WHAT IS REQUIRED -> Nothing in the records may change. Print them all again.

Page and application data records
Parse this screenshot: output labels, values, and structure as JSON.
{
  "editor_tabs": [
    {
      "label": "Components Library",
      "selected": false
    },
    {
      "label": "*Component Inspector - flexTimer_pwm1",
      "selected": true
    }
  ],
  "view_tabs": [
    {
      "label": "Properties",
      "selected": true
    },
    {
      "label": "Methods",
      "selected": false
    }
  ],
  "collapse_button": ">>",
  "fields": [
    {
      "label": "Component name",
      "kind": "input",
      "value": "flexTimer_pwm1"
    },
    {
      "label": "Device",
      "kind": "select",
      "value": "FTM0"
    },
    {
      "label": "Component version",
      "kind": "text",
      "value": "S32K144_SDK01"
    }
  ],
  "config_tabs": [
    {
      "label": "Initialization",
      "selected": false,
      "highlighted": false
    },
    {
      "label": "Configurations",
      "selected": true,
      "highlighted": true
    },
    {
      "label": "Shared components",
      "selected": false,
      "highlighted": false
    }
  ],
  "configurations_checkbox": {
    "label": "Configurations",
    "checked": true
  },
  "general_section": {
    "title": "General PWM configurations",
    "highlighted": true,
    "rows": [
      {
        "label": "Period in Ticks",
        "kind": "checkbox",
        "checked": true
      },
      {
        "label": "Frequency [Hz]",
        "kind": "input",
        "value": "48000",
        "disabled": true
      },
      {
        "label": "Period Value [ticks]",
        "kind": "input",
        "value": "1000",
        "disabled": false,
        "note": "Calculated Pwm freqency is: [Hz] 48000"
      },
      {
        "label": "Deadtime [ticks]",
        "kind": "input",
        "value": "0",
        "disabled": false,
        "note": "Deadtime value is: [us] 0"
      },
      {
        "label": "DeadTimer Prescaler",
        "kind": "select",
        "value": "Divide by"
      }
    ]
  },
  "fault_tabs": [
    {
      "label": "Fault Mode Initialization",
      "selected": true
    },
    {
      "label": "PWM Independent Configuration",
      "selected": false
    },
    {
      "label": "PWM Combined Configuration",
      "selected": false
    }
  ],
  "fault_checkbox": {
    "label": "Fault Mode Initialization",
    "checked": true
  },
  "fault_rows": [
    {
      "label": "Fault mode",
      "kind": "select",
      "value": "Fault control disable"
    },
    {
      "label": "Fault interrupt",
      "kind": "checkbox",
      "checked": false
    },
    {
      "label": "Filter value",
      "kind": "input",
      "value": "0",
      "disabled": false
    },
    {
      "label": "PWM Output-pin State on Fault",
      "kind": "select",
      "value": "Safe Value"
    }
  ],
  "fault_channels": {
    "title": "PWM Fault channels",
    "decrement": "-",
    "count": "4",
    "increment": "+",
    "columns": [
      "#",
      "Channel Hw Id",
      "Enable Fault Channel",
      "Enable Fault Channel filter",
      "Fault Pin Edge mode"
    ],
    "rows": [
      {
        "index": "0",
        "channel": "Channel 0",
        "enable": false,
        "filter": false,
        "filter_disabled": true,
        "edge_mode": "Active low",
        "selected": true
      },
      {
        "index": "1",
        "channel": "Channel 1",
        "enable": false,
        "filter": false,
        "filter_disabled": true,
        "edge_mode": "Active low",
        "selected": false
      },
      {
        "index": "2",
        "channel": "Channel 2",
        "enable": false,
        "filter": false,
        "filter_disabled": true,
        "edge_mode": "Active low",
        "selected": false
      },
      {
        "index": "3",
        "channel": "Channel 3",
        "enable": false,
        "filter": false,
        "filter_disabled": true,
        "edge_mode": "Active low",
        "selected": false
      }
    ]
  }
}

TASK RESULT ->
Parse this screenshot: output labels, values, and structure as JSON.
{
  "editor_tabs": [
    {
      "label": "Components Library",
      "selected": false
    },
    {
      "label": "*Component Inspector - flexTimer_pwm1",
      "selected": true
    }
  ],
  "view_tabs": [
    {
      "label": "Properties",
      "selected": true
    },
    {
      "label": "Methods",
      "selected": false
    }
  ],
  "collapse_button": ">>",
  "fields": [
    {
      "label": "Component name",
      "kind": "input",
      "value": "flexTimer_pwm1"
    },
    {
      "label": "Device",
      "kind": "select",
      "value": "FTM0"
    },
    {
      "label": "Component version",
      "kind": "text",
      "value": "S32K144_SDK01"
    }
  ],
  "config_tabs": [
    {
      "label": "Initialization",
      "selected": false,
      "highlighted": false
    },
    {
      "label": "Configurations",
      "selected": true,
      "highlighted": true
    },
    {
      "label": "Shared components",
      "selected": false,
      "highlighted": false
    }
  ],
  "configurations_checkbox": {
    "label": "Configurations",
    "checked": true
  },
  "general_section": {
    "title": "General PWM configurations",
    "highlighted": true,
    "rows": [
      {
        "label": "Period in Ticks",
        "kind": "checkbox",
        "checked": true
      },
      {
        "label": "Frequency [Hz]",
        "kind": "input",
        "value": "48000",
        "disabled": true
      },
      {
        "label": "Period Value [ticks]",
        "kind": "input",
        "value": "1000",
        "disabled": false,
        "note": "Calculated Pwm freqency is: [Hz] 48000"
      },
      {
        "label": "Deadtime [ticks]",
        "kind": "input",
        "value": "0",
        "disabled": false,
        "note": "Deadtime value is: [us] 0"
      },
      {
        "label": "DeadTimer Prescaler",
        "kind": "select",
        "value": "Divide by"
      }
    ]
  },
  "fault_tabs": [
    {
      "label": "Fault Mode Initialization",
      "selected": true
    },
    {
      "label": "PWM Independent Configuration",
      "selected": false
    },
    {
      "label": "PWM Combined Configuration",
      "selected": false
    }
  ],
  "fault_checkbox": {
    "label": "Fault Mode Initialization",
    "checked": true
  },
  "fault_rows": [
    {
      "label": "Fault mode",
      "kind": "select",
      "value": "Fault control disable"
    },
    {
      "label": "Fault interrupt",
      "kind": "checkbox",
      "checked": false
    },
    {
      "label": "Filter value",
      "kind": "input",
      "value": "0",
      "disabled": false
    },
    {
      "label": "PWM Output-pin State on Fault",
      "kind": "select",
      "value": "Safe Value"
    }
  ],
  "fault_channels": {
    "title": "PWM Fault channels",
    "decrement": "-",
    "count": "4",
    "increment": "+",
    "columns": [
      "#",
      "Channel Hw Id",
      "Enable Fault Channel",
      "Enable Fault Channel filter",
      "Fault Pin Edge mode"
    ],
    "rows": [
      {
        "index": "0",
        "channel": "Channel 0",
        "enable": false,
        "filter": false,
        "filter_disabled": true,
        "edge_mode": "Active low",
        "selected": true
      },
      {
        "index": "1",
        "channel": "Channel 1",
        "enable": false,
        "filter": false,
        "filter_disabled": true,
        "edge_mode": "Active low",
        "selected": false
      },
      {
        "index": "2",
        "channel": "Channel 2",
        "enable": false,
        "filter": false,
        "filter_disabled": true,
        "edge_mode": "Active low",
        "selected": false
      },
      {
        "index": "3",
        "channel": "Channel 3",
        "enable": false,
        "filter": false,
        "filter_disabled": true,
        "edge_mode": "Active low",
        "selected": false
      }
    ]
  }
}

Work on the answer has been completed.